Modern Romance by Aziz Ansari and Eric Klinenberg. Penguin, 2015.
Based on its cover alone, you may think this book would be found in the humor section. Aziz Ansari is a stand-up comedian and probably has a lot of funny things to say on the topic of modern romance. But actually this book should be placed with your non-fiction. Naturally, Aziz brings his humor into the writing style of this book, which made me laugh out loud many times. But at its core, Modern Romance is a sociological look at new dating trends in the modern age, and it’s pretty fascinating.

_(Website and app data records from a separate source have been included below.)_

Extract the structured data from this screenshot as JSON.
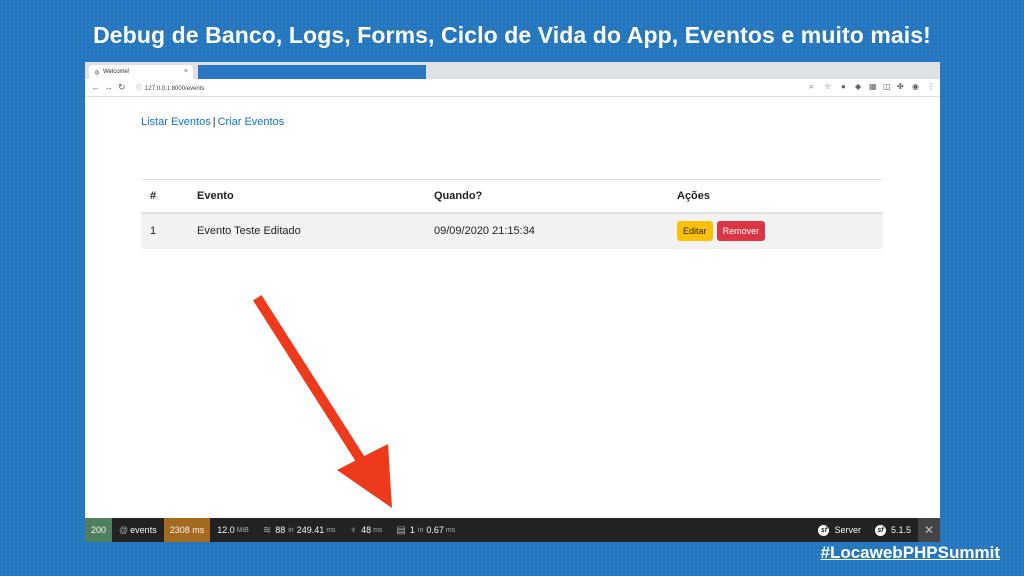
{
  "slide": {
    "title": "Debug de Banco, Logs, Forms, Ciclo de Vida do App, Eventos e muito mais!",
    "hashtag": "#LocawebPHPSummit"
  },
  "browser": {
    "tab_title": "Welcome!",
    "url": "127.0.0.1:8000/events"
  },
  "page": {
    "links": [
      "Listar Eventos",
      "Criar Eventos"
    ],
    "table": {
      "headers": [
        "#",
        "Evento",
        "Quando?",
        "Ações"
      ],
      "rows": [
        {
          "id": "1",
          "evento": "Evento Teste Editado",
          "quando": "09/09/2020 21:15:34",
          "edit_label": "Editar",
          "remove_label": "Remover"
        }
      ]
    }
  },
  "debugbar": {
    "status": "200",
    "route_prefix": "@",
    "route": "events",
    "time": "2308 ms",
    "memory": "12.0",
    "memory_unit": "MiB",
    "db_count": "88",
    "db_in": "in",
    "db_time": "249.41",
    "db_time_unit": "ms",
    "twig_time": "48",
    "twig_unit": "ms",
    "cache_count": "1",
    "cache_in": "in",
    "cache_time": "0.67",
    "cache_unit": "ms",
    "server_label": "Server",
    "version": "5.1.5"
  },
  "colors": {
    "background": "#2476bf",
    "arrow": "#ee3a1c",
    "link": "#0b74d1",
    "edit": "#ffc107",
    "remove": "#dc3545"
  }
}
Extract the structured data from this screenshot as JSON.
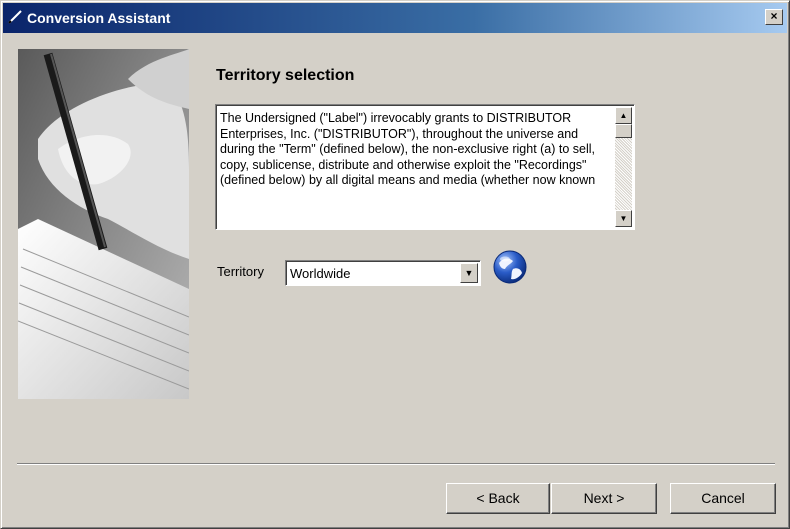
{
  "window": {
    "title": "Conversion Assistant",
    "close_label": "×"
  },
  "page": {
    "heading": "Territory selection",
    "license_text": "The Undersigned (\"Label\") irrevocably grants to DISTRIBUTOR Enterprises, Inc. (\"DISTRIBUTOR\"), throughout the universe and during the \"Term\" (defined below), the non-exclusive right (a) to sell, copy, sublicense, distribute and otherwise exploit the \"Recordings\" (defined below) by all digital means and media (whether now known",
    "territory": {
      "label": "Territory",
      "selected_value": "Worldwide"
    }
  },
  "icons": {
    "title": "pen-icon",
    "globe": "globe-icon",
    "scroll_up": "up-arrow-icon",
    "scroll_down": "down-arrow-icon",
    "dropdown": "chevron-down-icon"
  },
  "buttons": {
    "back": "< Back",
    "next": "Next >",
    "cancel": "Cancel"
  },
  "colors": {
    "titlebar_start": "#0a246a",
    "titlebar_end": "#a6caf0",
    "face": "#d4d0c8"
  }
}
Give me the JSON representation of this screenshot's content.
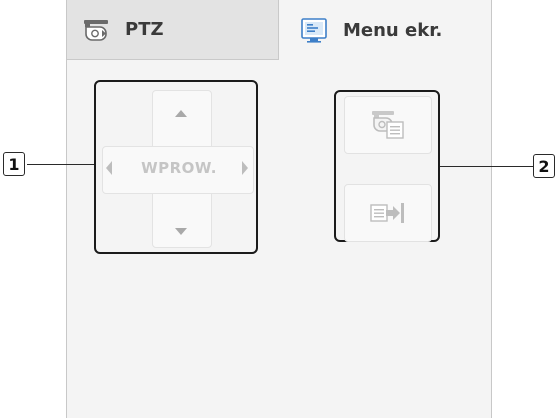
{
  "tabs": [
    {
      "label": "PTZ",
      "icon": "ptz-camera-icon"
    },
    {
      "label": "Menu ekr.",
      "icon": "osd-menu-icon"
    }
  ],
  "dpad": {
    "enter_label": "WPROW.",
    "arrows": [
      "up-arrow-icon",
      "down-arrow-icon",
      "left-arrow-icon",
      "right-arrow-icon"
    ]
  },
  "side_buttons": [
    {
      "icon": "camera-menu-icon"
    },
    {
      "icon": "exit-menu-icon"
    }
  ],
  "callouts": [
    {
      "number": "1"
    },
    {
      "number": "2"
    }
  ]
}
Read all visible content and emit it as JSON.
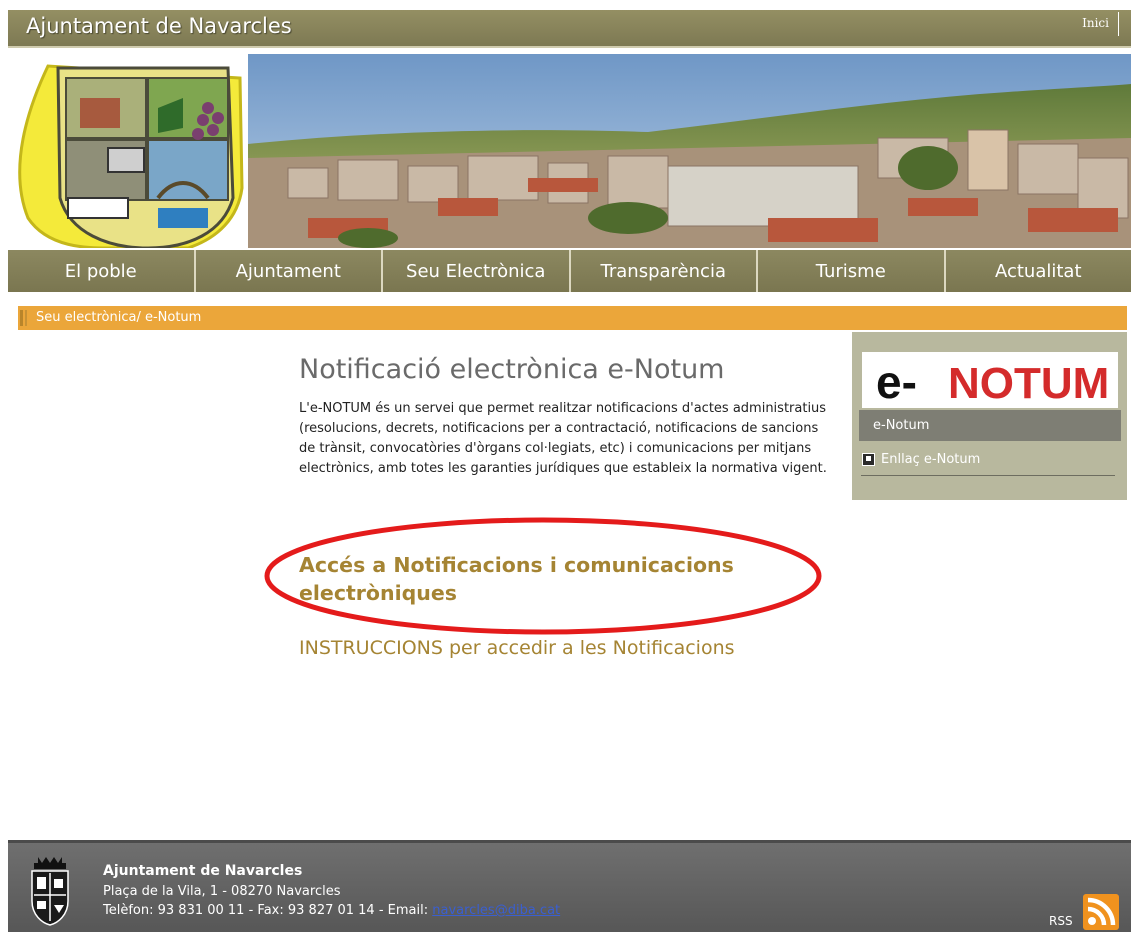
{
  "header": {
    "site_title": "Ajuntament de Navarcles",
    "home_link": "Inici"
  },
  "nav": {
    "items": [
      {
        "label": "El poble"
      },
      {
        "label": "Ajuntament"
      },
      {
        "label": "Seu Electrònica"
      },
      {
        "label": "Transparència"
      },
      {
        "label": "Turisme"
      },
      {
        "label": "Actualitat"
      }
    ]
  },
  "breadcrumb": {
    "text": "Seu electrònica/ e-Notum"
  },
  "main": {
    "title": "Notificació electrònica e-Notum",
    "description": "L'e-NOTUM és un servei que permet realitzar notificacions d'actes administratius (resolucions, decrets, notificacions per a contractació, notificacions de sancions de trànsit, convocatòries d'òrgans col·legiats, etc) i comunicacions per mitjans electrònics, amb totes les garanties jurídiques que estableix la normativa vigent.",
    "access_link": "Accés a Notificacions i comunicacions electròniques",
    "instructions_link": "INSTRUCCIONS per accedir a les Notificacions"
  },
  "sidebar": {
    "logo_text_e": "e-",
    "logo_text_notum": "NOTUM",
    "section_title": "e-Notum",
    "link_label": "Enllaç e-Notum"
  },
  "footer": {
    "name": "Ajuntament de Navarcles",
    "address": "Plaça de la Vila, 1 - 08270 Navarcles",
    "contact_prefix": "Telèfon: 93 831 00 11 - Fax: 93 827 01 14 - Email: ",
    "email": "navarcles@diba.cat",
    "rss_label": "RSS"
  },
  "colors": {
    "header_olive": "#8c8860",
    "breadcrumb_orange": "#eba63a",
    "link_gold": "#a58433",
    "highlight_red": "#e41b1b",
    "sidebar_bg": "#b8b89e",
    "footer_grey": "#626262",
    "enotum_red": "#d42b2b"
  }
}
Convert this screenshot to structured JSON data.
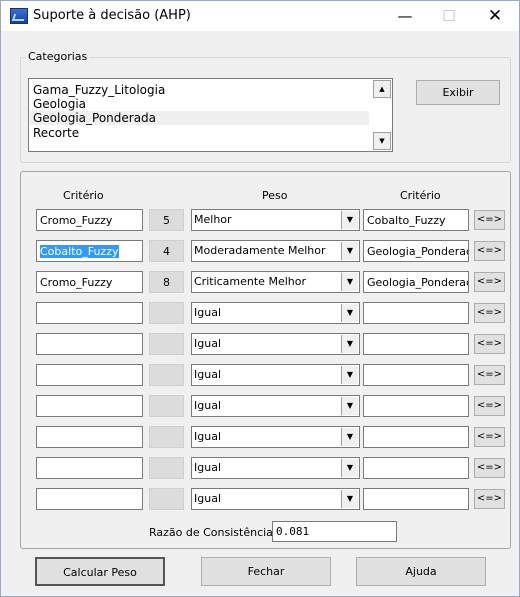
{
  "window": {
    "title": "Suporte à decisão (AHP)",
    "minimize": "—",
    "maximize": "☐",
    "close": "✕"
  },
  "categories": {
    "legend": "Categorias",
    "items": [
      "Gama_Fuzzy_Litologia",
      "Geologia",
      "Geologia_Ponderada",
      "Recorte"
    ],
    "selected_index": 2,
    "show_button": "Exibir"
  },
  "criteria": {
    "header_criterio_left": "Critério",
    "header_peso": "Peso",
    "header_criterio_right": "Critério",
    "swap_label": "<=>",
    "rows": [
      {
        "left": "Cromo_Fuzzy",
        "value": "5",
        "peso": "Melhor",
        "right": "Cobalto_Fuzzy",
        "left_selected": false
      },
      {
        "left": "Cobalto_Fuzzy",
        "value": "4",
        "peso": "Moderadamente Melhor",
        "right": "Geologia_Ponderada",
        "left_selected": true
      },
      {
        "left": "Cromo_Fuzzy",
        "value": "8",
        "peso": "Criticamente Melhor",
        "right": "Geologia_Ponderada",
        "left_selected": false
      },
      {
        "left": "",
        "value": "",
        "peso": "Igual",
        "right": ""
      },
      {
        "left": "",
        "value": "",
        "peso": "Igual",
        "right": ""
      },
      {
        "left": "",
        "value": "",
        "peso": "Igual",
        "right": ""
      },
      {
        "left": "",
        "value": "",
        "peso": "Igual",
        "right": ""
      },
      {
        "left": "",
        "value": "",
        "peso": "Igual",
        "right": ""
      },
      {
        "left": "",
        "value": "",
        "peso": "Igual",
        "right": ""
      },
      {
        "left": "",
        "value": "",
        "peso": "Igual",
        "right": ""
      }
    ],
    "consistency_label": "Razão de Consistência",
    "consistency_value": "0.081"
  },
  "buttons": {
    "calcular": "Calcular Peso",
    "fechar": "Fechar",
    "ajuda": "Ajuda"
  },
  "icons": {
    "app": "ahp-app-icon",
    "dropdown": "dropdown-arrow-icon",
    "scroll_up": "scroll-up-arrow-icon",
    "scroll_down": "scroll-down-arrow-icon"
  }
}
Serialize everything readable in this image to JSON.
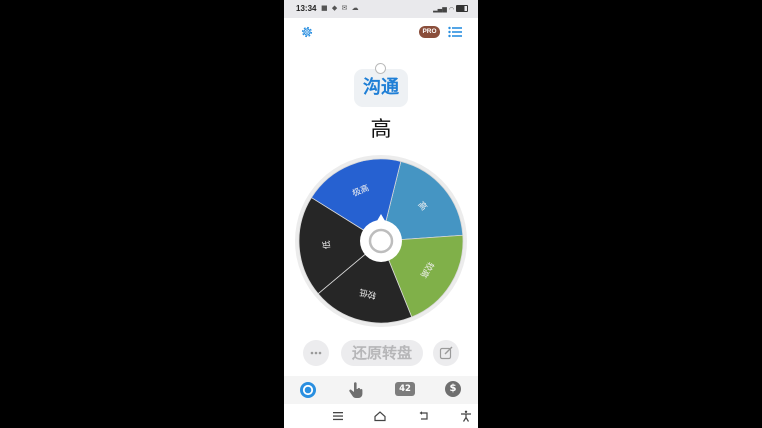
{
  "status_bar": {
    "time": "13:34",
    "notification_icons": [
      "video-icon",
      "message-icon",
      "mail-icon",
      "cloud-icon"
    ],
    "right_icons": [
      "network-speed-icon",
      "signal-icon",
      "wifi-icon",
      "battery-icon"
    ]
  },
  "header": {
    "settings_icon": "gear-icon",
    "pro_badge": "PRO",
    "list_icon": "list-icon"
  },
  "result": {
    "title": "沟通",
    "value": "高"
  },
  "wheel": {
    "segments": [
      {
        "label": "高",
        "color": "#4595c3"
      },
      {
        "label": "较高",
        "color": "#80b049"
      },
      {
        "label": "较低",
        "color": "#262626"
      },
      {
        "label": "低",
        "color": "#262626"
      },
      {
        "label": "极高",
        "color": "#2661d1"
      }
    ],
    "center_button": "spin-button"
  },
  "bottom_controls": {
    "more_icon": "more-icon",
    "reset_label": "还原转盘",
    "edit_icon": "edit-icon"
  },
  "tab_bar": {
    "tabs": [
      {
        "icon": "wheel-icon",
        "label": ""
      },
      {
        "icon": "tap-icon",
        "label": ""
      },
      {
        "icon": "number-icon",
        "label": "42"
      },
      {
        "icon": "dollar-icon",
        "label": "$"
      }
    ]
  },
  "nav_bar": {
    "icons": [
      "menu-icon",
      "home-icon",
      "back-icon",
      "accessibility-icon"
    ]
  }
}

As a physical object, I enjoyed reading this book because it is filled with full-color charts and graphs, photographs, and an altogether attractive layout. The book covers many topics regarding modern romance, from hook-ups to break-ups, and even includes studies Aziz and Eric conducted in other countries where the dating scene is quite different than in the U.S. (For those readers of my blog not in the U.S., know that this book focuses primarily on dating culture in the U.S., except in the chapter in which they compare other dating cultures to ours. It also focuses only on heterosexual relationships – Aziz explains this in the intro to the book and says he’d need a whole other book to include all the information he wanted.)
One of the most interesting parts of the book to me were the comparisons between how dating was in previous generations versus what it is now – more specifically the fact that people aren’t getting married to those who grew up in the same town any more. There was a chart in the first chapter that detailed how close spouses lived to one another in the older generations; the majority grew up within 20 block of each other. 20 blocks! Additionally, the emergence of greater gender equality drastically changed modern romance. Women now have the life stage of “emerging adulthood,” during which it’s socially acceptable to live alone as a single women, rather than having to move straight out of their parents’ house and into their husband’s, as it was previously.
Another bit I found interesting was the fact that people looking for love these days have much higher expectations (a “soul mate” viewpoint) than earlier generations, when all you really cared about was that your partner had a stable job and wasn’t a serial killer. With the emergence of online dating, the world is literally open to us…how are we supposed to find the 1 person who “completes us” out of the seemingly countless number of people on this planet? I’ve never tried online dating, but this is definitely a concept I fear personally. When I find someone who feels right for me, how do I know there isn’t someone else out there even more right?? (Aside: I have the same problem with dress shopping. I gotta check all the stores in the mall to make sure I’m not missing out on anything before I buy the one I saw first. The difference is that you can have the clerk hold a dress for you so it won’t be nabbed by someone else while you go look for others. So maybe this isn’t a very good metaphor…)
I won’t talk about any more of the concepts in the book because you should totally go read it for yourself. I’d love to hear thoughts from anyone who did read it below in the comments, because it is a very discussion-worthy book. I highly recommend it! (Note: it contains mature content and language)
4/5 stars, because (minus the parts about other dating cultures) it didn’t really tell me anything I didn’t already know, and I like my non-fiction to do that.